> [ABOUT THIS EXERCISE]: Your answer should be one number, the count of lines in the records that carry the string "controller".

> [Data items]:
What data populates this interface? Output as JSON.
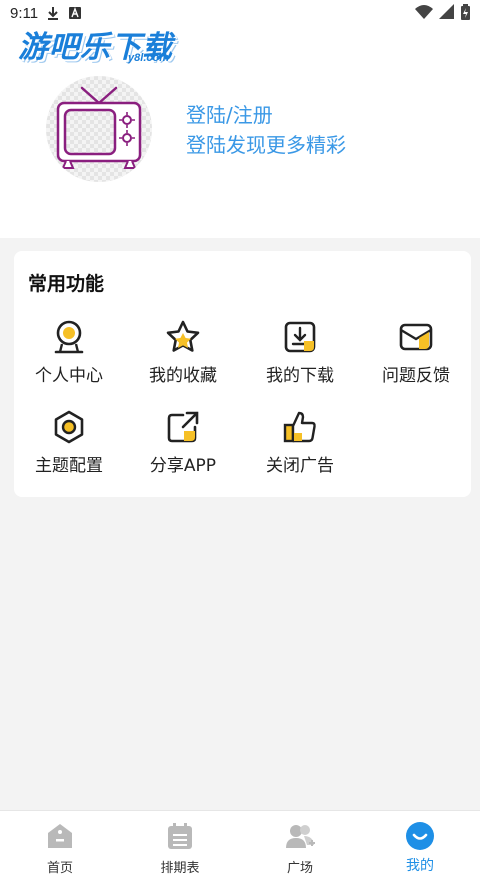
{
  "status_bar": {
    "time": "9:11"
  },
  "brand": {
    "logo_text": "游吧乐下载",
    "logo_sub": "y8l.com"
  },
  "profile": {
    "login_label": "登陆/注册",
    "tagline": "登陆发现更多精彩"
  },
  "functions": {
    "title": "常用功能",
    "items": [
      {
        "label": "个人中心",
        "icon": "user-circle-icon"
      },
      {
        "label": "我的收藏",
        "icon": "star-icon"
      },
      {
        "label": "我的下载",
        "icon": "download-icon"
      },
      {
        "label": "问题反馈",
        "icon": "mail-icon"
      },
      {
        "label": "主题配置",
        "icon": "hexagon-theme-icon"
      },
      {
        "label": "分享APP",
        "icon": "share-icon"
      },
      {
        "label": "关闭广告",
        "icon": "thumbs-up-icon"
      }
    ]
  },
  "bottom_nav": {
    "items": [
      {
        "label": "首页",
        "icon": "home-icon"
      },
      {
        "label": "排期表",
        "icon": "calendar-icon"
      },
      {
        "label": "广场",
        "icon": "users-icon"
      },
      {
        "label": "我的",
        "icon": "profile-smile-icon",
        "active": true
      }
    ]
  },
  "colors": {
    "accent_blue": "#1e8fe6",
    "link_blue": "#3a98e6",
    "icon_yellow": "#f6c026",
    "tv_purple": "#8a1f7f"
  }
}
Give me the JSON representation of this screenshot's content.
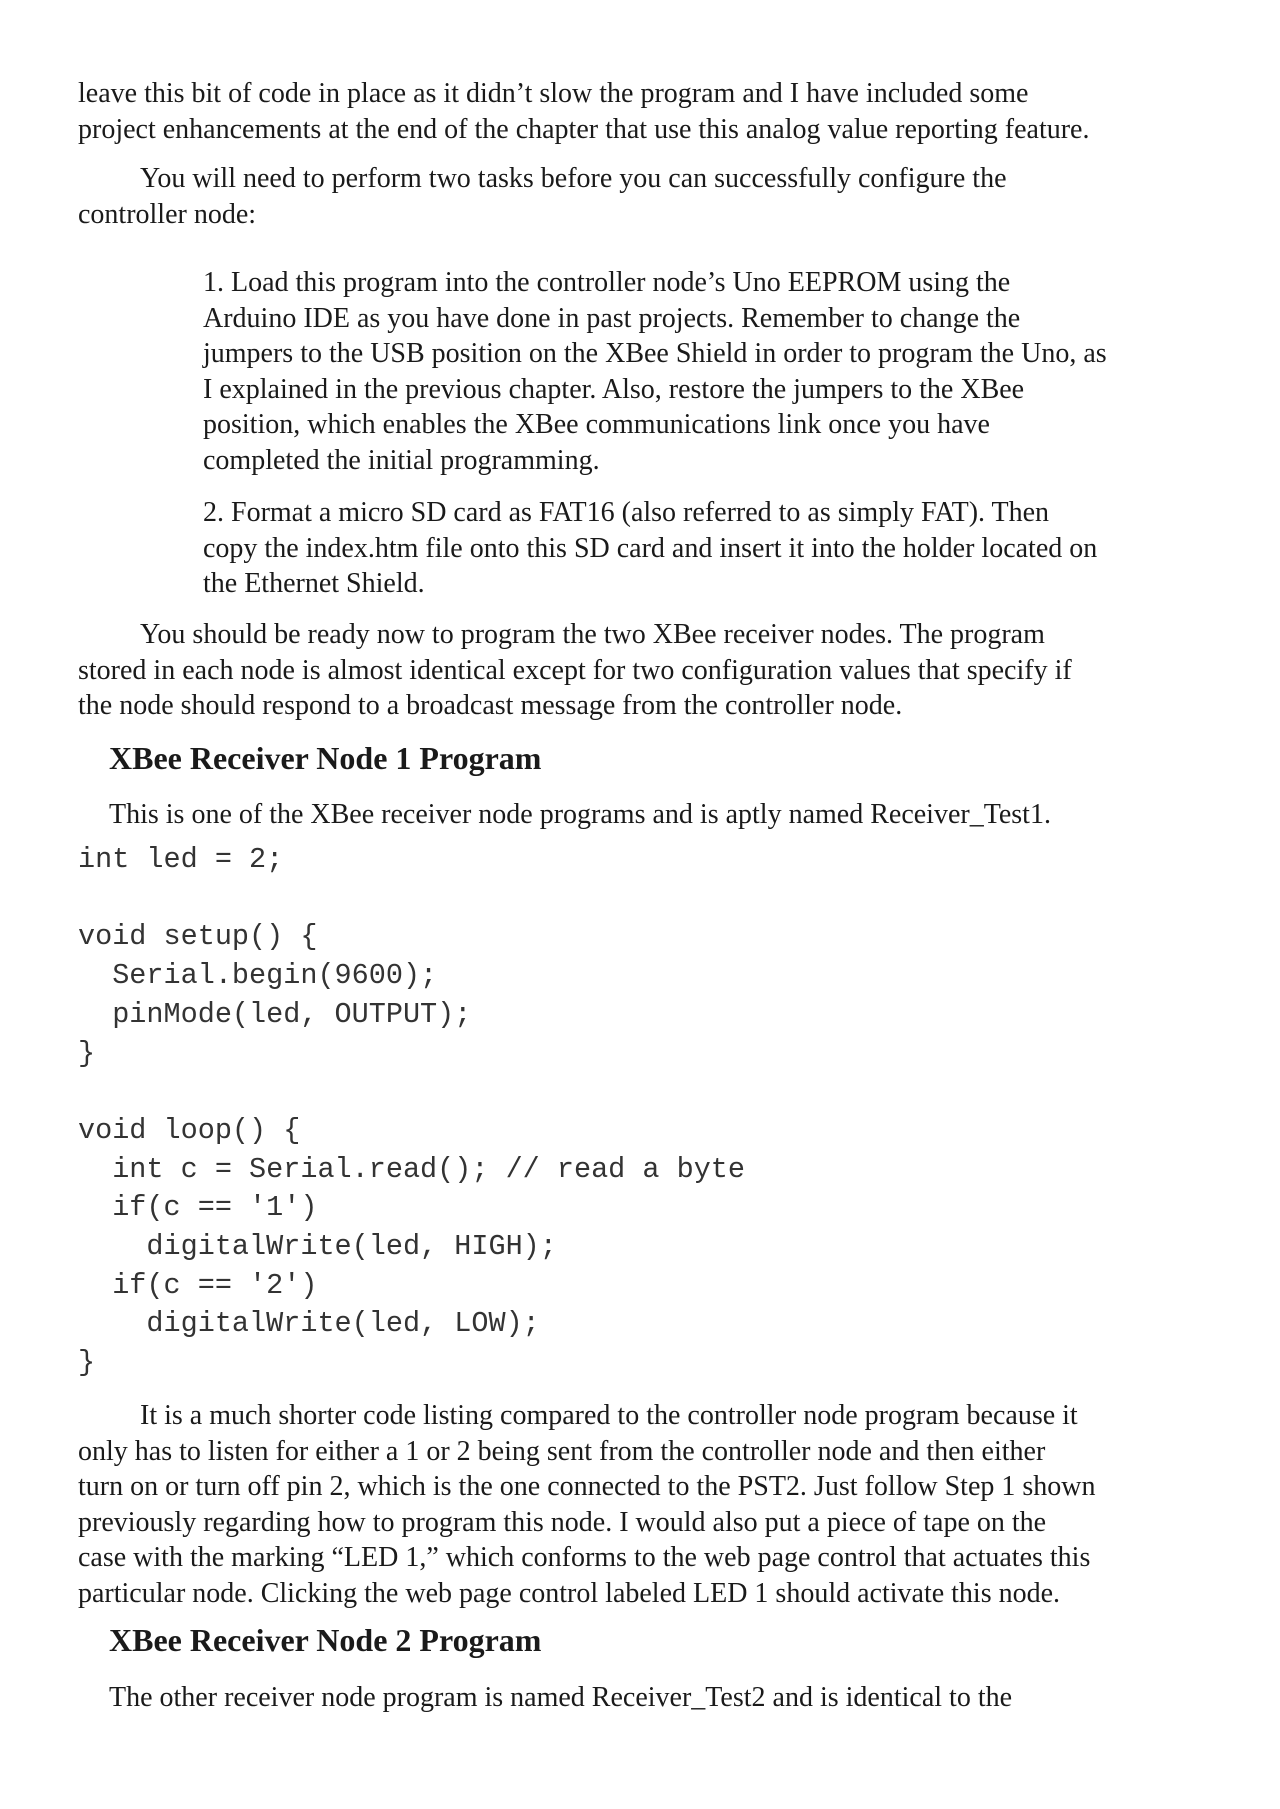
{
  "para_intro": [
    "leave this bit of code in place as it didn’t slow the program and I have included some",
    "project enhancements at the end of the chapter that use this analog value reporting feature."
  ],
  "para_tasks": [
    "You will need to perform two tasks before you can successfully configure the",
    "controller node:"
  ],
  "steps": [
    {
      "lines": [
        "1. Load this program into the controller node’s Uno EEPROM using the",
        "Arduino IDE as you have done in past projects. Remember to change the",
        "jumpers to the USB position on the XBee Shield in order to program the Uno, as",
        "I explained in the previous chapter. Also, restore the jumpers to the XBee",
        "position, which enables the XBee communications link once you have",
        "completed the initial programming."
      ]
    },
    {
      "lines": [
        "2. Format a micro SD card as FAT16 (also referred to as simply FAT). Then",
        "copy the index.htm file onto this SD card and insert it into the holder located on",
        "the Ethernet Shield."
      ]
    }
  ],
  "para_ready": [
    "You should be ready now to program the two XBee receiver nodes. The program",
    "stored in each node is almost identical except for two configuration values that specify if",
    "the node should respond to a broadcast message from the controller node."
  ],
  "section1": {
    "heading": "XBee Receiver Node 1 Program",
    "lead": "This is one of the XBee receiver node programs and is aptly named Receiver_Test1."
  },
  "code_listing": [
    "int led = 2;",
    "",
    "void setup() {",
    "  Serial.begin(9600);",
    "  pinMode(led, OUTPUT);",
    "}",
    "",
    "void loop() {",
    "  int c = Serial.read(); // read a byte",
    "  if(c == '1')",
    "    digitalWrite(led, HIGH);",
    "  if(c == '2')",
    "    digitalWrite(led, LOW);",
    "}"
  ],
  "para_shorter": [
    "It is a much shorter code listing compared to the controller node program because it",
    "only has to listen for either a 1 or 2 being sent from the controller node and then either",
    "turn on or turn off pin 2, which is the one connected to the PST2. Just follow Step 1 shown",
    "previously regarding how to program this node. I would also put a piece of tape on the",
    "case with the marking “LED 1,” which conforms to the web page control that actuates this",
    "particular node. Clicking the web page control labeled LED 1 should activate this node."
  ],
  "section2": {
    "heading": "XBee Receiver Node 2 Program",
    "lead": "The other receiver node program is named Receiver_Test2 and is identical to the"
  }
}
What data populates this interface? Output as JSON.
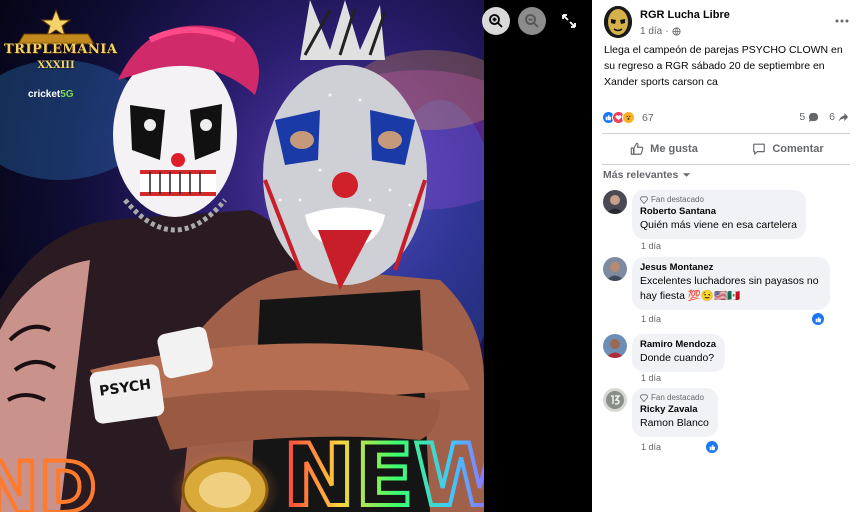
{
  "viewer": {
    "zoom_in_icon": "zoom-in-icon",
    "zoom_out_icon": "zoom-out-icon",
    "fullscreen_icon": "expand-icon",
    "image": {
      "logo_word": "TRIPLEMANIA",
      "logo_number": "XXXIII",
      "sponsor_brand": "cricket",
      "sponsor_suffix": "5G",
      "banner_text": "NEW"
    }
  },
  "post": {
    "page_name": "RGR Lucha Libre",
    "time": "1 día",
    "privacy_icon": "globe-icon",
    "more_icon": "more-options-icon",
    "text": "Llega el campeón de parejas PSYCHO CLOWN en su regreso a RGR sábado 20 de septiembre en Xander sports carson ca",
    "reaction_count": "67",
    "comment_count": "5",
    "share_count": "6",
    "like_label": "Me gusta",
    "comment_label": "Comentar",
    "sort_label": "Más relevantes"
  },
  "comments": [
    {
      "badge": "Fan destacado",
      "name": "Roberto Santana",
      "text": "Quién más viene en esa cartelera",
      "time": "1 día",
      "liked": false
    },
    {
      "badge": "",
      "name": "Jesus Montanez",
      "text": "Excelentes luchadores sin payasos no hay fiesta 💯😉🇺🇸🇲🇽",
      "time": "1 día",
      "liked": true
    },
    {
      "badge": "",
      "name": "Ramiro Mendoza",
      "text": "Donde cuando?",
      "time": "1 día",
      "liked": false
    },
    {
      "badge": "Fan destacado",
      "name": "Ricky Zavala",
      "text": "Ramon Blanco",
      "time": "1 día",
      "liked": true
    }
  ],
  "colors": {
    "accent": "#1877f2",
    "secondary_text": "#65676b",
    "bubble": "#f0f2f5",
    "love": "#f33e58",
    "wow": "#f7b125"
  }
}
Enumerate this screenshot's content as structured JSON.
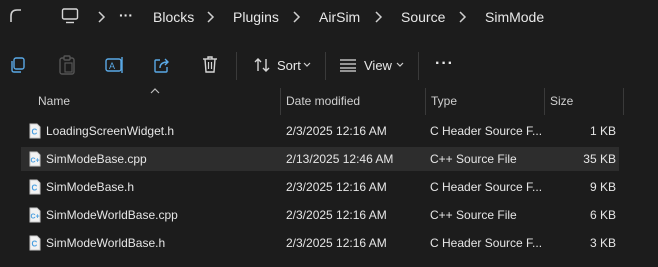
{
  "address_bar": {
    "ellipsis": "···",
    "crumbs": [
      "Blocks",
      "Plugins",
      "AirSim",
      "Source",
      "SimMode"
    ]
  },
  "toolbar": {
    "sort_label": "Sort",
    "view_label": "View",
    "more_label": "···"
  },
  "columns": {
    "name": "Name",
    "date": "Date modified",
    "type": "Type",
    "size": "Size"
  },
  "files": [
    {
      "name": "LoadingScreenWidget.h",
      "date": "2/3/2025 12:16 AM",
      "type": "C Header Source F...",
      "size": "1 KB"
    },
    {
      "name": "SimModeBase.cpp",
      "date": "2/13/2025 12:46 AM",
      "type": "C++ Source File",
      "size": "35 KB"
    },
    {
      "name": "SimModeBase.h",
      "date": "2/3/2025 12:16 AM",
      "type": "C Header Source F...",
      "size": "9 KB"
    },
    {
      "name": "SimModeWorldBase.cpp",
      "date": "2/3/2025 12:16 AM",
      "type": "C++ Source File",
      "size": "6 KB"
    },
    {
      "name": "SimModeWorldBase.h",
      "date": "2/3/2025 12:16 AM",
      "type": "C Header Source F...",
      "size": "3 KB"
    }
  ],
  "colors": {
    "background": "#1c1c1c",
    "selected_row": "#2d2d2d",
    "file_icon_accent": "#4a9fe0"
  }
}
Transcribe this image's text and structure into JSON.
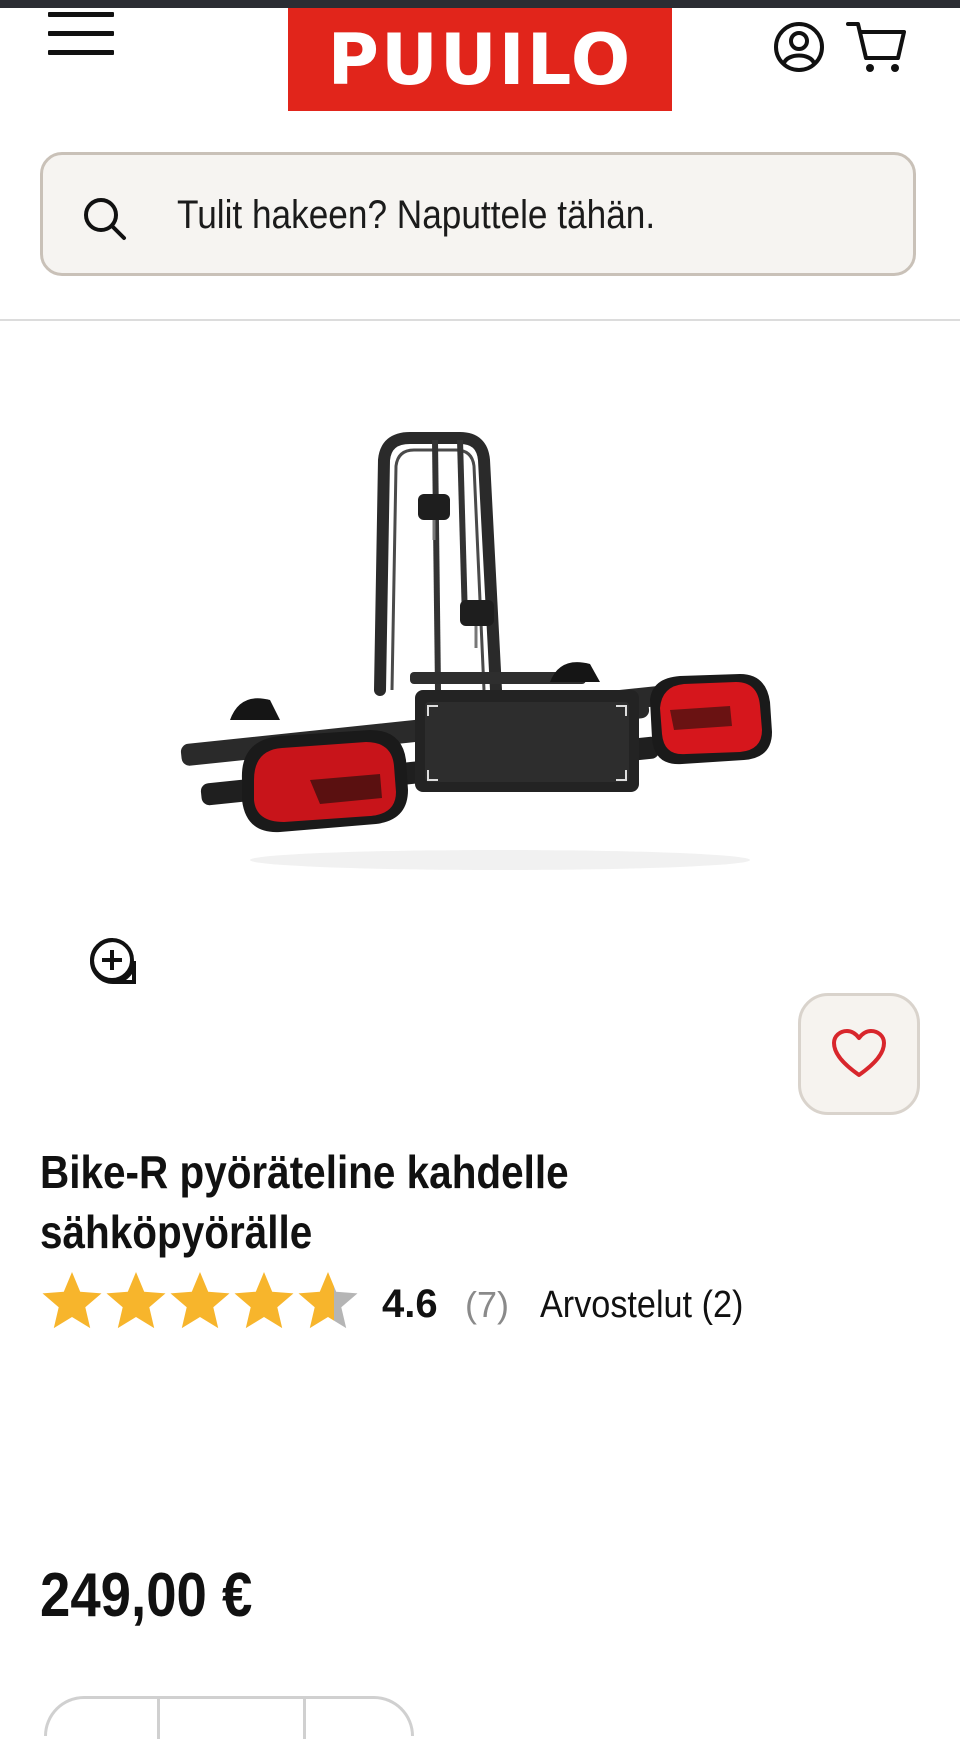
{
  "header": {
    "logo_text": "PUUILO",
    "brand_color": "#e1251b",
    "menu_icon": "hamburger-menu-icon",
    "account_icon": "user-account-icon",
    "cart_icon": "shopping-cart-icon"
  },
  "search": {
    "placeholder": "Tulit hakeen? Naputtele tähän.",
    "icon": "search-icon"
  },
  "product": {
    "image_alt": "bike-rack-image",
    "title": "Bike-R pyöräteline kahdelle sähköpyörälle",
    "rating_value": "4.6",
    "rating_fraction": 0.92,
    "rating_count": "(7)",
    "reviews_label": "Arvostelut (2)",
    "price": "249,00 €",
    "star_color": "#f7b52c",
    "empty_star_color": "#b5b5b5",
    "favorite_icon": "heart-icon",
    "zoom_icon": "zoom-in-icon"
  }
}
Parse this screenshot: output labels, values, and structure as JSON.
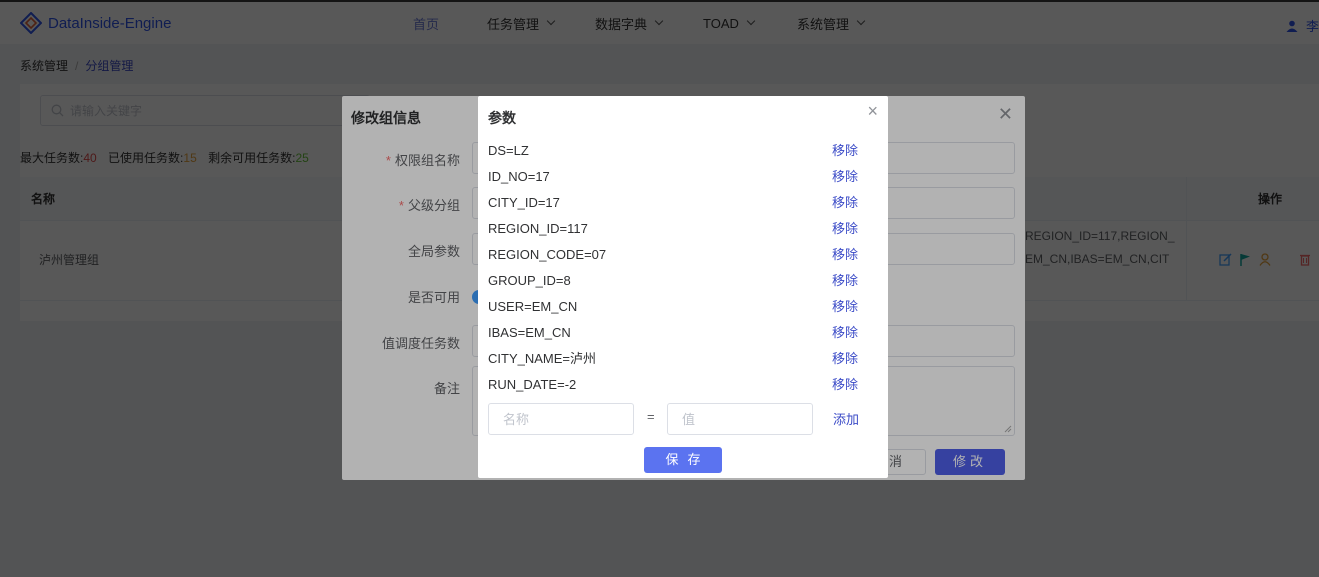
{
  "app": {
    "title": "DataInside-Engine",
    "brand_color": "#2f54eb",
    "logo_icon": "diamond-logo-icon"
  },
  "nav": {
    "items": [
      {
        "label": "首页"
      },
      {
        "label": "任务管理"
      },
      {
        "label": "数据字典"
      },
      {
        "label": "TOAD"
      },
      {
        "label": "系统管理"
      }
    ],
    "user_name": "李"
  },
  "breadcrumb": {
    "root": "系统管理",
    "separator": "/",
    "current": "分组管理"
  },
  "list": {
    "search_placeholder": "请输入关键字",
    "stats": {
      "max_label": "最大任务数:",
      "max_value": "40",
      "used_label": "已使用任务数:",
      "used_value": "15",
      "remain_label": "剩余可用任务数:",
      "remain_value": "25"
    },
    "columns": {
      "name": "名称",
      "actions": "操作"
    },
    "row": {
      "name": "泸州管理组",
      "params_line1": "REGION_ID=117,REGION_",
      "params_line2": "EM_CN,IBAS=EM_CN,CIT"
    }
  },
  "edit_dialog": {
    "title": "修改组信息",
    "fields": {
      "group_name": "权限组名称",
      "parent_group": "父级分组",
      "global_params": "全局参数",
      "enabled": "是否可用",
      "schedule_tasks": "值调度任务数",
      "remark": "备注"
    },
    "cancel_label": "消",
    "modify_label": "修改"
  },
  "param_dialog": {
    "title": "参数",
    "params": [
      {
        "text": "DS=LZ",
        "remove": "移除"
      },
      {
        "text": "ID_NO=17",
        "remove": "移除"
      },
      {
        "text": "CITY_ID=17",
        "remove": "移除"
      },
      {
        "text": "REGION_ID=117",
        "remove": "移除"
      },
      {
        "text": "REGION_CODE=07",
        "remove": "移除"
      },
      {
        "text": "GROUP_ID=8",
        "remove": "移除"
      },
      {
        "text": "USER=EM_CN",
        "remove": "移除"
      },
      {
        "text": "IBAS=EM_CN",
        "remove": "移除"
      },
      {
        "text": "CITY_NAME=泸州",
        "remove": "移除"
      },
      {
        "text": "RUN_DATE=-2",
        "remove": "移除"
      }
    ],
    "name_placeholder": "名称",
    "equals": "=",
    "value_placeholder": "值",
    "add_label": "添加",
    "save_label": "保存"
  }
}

> [TASK OUTPUT]: 5